** TASK INPUTS follows **

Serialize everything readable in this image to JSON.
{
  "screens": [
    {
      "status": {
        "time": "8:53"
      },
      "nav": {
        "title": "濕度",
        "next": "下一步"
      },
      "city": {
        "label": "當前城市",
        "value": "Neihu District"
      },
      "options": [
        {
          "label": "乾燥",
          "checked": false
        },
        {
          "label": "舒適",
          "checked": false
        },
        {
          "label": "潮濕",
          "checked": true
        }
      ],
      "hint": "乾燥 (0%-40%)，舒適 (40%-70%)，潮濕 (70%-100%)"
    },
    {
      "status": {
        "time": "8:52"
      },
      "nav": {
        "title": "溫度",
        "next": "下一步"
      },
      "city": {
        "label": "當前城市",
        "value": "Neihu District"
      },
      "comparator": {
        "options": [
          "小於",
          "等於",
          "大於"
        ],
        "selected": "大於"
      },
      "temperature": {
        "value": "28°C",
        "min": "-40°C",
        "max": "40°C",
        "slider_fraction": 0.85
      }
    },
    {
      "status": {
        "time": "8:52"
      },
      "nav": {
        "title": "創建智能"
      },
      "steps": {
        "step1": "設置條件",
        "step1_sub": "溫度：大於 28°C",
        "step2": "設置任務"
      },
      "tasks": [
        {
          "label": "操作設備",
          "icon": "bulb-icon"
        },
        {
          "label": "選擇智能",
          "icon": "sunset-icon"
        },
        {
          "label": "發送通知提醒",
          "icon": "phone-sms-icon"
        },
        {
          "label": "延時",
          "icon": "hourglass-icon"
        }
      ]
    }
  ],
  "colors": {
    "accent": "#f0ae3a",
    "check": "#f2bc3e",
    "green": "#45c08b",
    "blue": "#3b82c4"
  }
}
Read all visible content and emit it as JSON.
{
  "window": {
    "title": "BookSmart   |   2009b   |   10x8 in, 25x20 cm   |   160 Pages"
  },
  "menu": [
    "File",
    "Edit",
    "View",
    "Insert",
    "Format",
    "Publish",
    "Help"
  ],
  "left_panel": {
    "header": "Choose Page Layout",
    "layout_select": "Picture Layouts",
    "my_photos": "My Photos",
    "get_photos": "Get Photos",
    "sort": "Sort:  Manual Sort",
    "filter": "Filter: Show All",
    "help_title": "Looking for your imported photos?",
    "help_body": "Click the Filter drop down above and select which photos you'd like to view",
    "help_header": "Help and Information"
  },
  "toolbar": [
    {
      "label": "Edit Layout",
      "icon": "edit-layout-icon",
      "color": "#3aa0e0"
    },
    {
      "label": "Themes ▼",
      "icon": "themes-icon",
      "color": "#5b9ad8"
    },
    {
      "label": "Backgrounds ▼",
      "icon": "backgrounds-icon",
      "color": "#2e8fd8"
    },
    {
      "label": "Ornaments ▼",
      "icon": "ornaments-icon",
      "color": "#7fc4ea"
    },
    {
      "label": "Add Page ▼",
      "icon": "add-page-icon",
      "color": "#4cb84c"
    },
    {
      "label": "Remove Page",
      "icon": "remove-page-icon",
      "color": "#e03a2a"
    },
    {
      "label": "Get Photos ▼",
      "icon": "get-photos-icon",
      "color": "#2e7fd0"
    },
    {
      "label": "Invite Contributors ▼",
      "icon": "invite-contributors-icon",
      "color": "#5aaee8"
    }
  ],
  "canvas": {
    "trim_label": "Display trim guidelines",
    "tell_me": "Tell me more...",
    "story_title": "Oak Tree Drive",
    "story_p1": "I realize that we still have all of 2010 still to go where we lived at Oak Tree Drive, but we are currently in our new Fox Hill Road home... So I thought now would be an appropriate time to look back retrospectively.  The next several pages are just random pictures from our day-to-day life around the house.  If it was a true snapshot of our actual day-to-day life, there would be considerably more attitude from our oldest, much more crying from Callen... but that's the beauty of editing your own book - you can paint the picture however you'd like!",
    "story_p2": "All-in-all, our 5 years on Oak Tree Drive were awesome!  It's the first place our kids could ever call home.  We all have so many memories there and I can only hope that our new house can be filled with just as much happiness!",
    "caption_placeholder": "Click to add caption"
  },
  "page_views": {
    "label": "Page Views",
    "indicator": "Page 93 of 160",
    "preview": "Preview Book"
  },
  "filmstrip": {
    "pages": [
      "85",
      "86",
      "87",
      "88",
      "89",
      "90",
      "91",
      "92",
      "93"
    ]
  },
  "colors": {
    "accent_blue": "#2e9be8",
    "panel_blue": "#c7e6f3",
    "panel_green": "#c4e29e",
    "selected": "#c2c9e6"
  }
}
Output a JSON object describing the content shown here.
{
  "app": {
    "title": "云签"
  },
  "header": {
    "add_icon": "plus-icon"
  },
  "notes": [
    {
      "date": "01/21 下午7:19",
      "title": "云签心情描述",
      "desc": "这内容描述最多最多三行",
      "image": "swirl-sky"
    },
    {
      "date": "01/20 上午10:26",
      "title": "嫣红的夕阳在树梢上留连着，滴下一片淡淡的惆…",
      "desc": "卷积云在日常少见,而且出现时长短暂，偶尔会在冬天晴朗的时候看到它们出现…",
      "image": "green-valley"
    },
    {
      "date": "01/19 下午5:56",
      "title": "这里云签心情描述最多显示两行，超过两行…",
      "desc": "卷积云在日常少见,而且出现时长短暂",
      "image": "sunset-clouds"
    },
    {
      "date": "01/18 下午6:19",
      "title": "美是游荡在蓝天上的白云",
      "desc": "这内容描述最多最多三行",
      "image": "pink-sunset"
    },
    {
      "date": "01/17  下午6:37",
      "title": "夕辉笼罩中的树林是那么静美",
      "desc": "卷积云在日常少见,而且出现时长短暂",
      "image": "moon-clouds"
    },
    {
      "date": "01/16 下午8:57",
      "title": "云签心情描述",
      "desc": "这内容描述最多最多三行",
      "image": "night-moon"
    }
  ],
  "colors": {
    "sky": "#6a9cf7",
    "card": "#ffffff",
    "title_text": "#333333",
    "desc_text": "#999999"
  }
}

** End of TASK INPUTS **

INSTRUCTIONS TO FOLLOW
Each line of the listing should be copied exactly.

TASK ANSWER
Serialize everything readable in this image to JSON.
{
  "screens": [
    {
      "status": {
        "time": "8:53"
      },
      "nav": {
        "title": "濕度",
        "next": "下一步"
      },
      "city": {
        "label": "當前城市",
        "value": "Neihu District"
      },
      "options": [
        {
          "label": "乾燥",
          "checked": false
        },
        {
          "label": "舒適",
          "checked": false
        },
        {
          "label": "潮濕",
          "checked": true
        }
      ],
      "hint": "乾燥 (0%-40%)，舒適 (40%-70%)，潮濕 (70%-100%)"
    },
    {
      "status": {
        "time": "8:52"
      },
      "nav": {
        "title": "溫度",
        "next": "下一步"
      },
      "city": {
        "label": "當前城市",
        "value": "Neihu District"
      },
      "comparator": {
        "options": [
          "小於",
          "等於",
          "大於"
        ],
        "selected": "大於"
      },
      "temperature": {
        "value": "28°C",
        "min": "-40°C",
        "max": "40°C",
        "slider_fraction": 0.85
      }
    },
    {
      "status": {
        "time": "8:52"
      },
      "nav": {
        "title": "創建智能"
      },
      "steps": {
        "step1": "設置條件",
        "step1_sub": "溫度：大於 28°C",
        "step2": "設置任務"
      },
      "tasks": [
        {
          "label": "操作設備",
          "icon": "bulb-icon"
        },
        {
          "label": "選擇智能",
          "icon": "sunset-icon"
        },
        {
          "label": "發送通知提醒",
          "icon": "phone-sms-icon"
        },
        {
          "label": "延時",
          "icon": "hourglass-icon"
        }
      ]
    }
  ],
  "colors": {
    "accent": "#f0ae3a",
    "check": "#f2bc3e",
    "green": "#45c08b",
    "blue": "#3b82c4"
  }
}
Read all visible content and emit it as JSON.
{
  "window": {
    "title": "BookSmart   |   2009b   |   10x8 in, 25x20 cm   |   160 Pages"
  },
  "menu": [
    "File",
    "Edit",
    "View",
    "Insert",
    "Format",
    "Publish",
    "Help"
  ],
  "left_panel": {
    "header": "Choose Page Layout",
    "layout_select": "Picture Layouts",
    "my_photos": "My Photos",
    "get_photos": "Get Photos",
    "sort": "Sort:  Manual Sort",
    "filter": "Filter: Show All",
    "help_title": "Looking for your imported photos?",
    "help_body": "Click the Filter drop down above and select which photos you'd like to view",
    "help_header": "Help and Information"
  },
  "toolbar": [
    {
      "label": "Edit Layout",
      "icon": "edit-layout-icon",
      "color": "#3aa0e0"
    },
    {
      "label": "Themes ▼",
      "icon": "themes-icon",
      "color": "#5b9ad8"
    },
    {
      "label": "Backgrounds ▼",
      "icon": "backgrounds-icon",
      "color": "#2e8fd8"
    },
    {
      "label": "Ornaments ▼",
      "icon": "ornaments-icon",
      "color": "#7fc4ea"
    },
    {
      "label": "Add Page ▼",
      "icon": "add-page-icon",
      "color": "#4cb84c"
    },
    {
      "label": "Remove Page",
      "icon": "remove-page-icon",
      "color": "#e03a2a"
    },
    {
      "label": "Get Photos ▼",
      "icon": "get-photos-icon",
      "color": "#2e7fd0"
    },
    {
      "label": "Invite Contributors ▼",
      "icon": "invite-contributors-icon",
      "color": "#5aaee8"
    }
  ],
  "canvas": {
    "trim_label": "Display trim guidelines",
    "tell_me": "Tell me more...",
    "story_title": "Oak Tree Drive",
    "story_p1": "I realize that we still have all of 2010 still to go where we lived at Oak Tree Drive, but we are currently in our new Fox Hill Road home... So I thought now would be an appropriate time to look back retrospectively.  The next several pages are just random pictures from our day-to-day life around the house.  If it was a true snapshot of our actual day-to-day life, there would be considerably more attitude from our oldest, much more crying from Callen... but that's the beauty of editing your own book - you can paint the picture however you'd like!",
    "story_p2": "All-in-all, our 5 years on Oak Tree Drive were awesome!  It's the first place our kids could ever call home.  We all have so many memories there and I can only hope that our new house can be filled with just as much happiness!",
    "caption_placeholder": "Click to add caption"
  },
  "page_views": {
    "label": "Page Views",
    "indicator": "Page 93 of 160",
    "preview": "Preview Book"
  },
  "filmstrip": {
    "pages": [
      "85",
      "86",
      "87",
      "88",
      "89",
      "90",
      "91",
      "92",
      "93"
    ]
  },
  "colors": {
    "accent_blue": "#2e9be8",
    "panel_blue": "#c7e6f3",
    "panel_green": "#c4e29e",
    "selected": "#c2c9e6"
  }
}
Output a JSON object describing the content shown here.
{
  "app": {
    "title": "云签"
  },
  "header": {
    "add_icon": "plus-icon"
  },
  "notes": [
    {
      "date": "01/21 下午7:19",
      "title": "云签心情描述",
      "desc": "这内容描述最多最多三行",
      "image": "swirl-sky"
    },
    {
      "date": "01/20 上午10:26",
      "title": "嫣红的夕阳在树梢上留连着，滴下一片淡淡的惆…",
      "desc": "卷积云在日常少见,而且出现时长短暂，偶尔会在冬天晴朗的时候看到它们出现…",
      "image": "green-valley"
    },
    {
      "date": "01/19 下午5:56",
      "title": "这里云签心情描述最多显示两行，超过两行…",
      "desc": "卷积云在日常少见,而且出现时长短暂",
      "image": "sunset-clouds"
    },
    {
      "date": "01/18 下午6:19",
      "title": "美是游荡在蓝天上的白云",
      "desc": "这内容描述最多最多三行",
      "image": "pink-sunset"
    },
    {
      "date": "01/17  下午6:37",
      "title": "夕辉笼罩中的树林是那么静美",
      "desc": "卷积云在日常少见,而且出现时长短暂",
      "image": "moon-clouds"
    },
    {
      "date": "01/16 下午8:57",
      "title": "云签心情描述",
      "desc": "这内容描述最多最多三行",
      "image": "night-moon"
    }
  ],
  "colors": {
    "sky": "#6a9cf7",
    "card": "#ffffff",
    "title_text": "#333333",
    "desc_text": "#999999"
  }
}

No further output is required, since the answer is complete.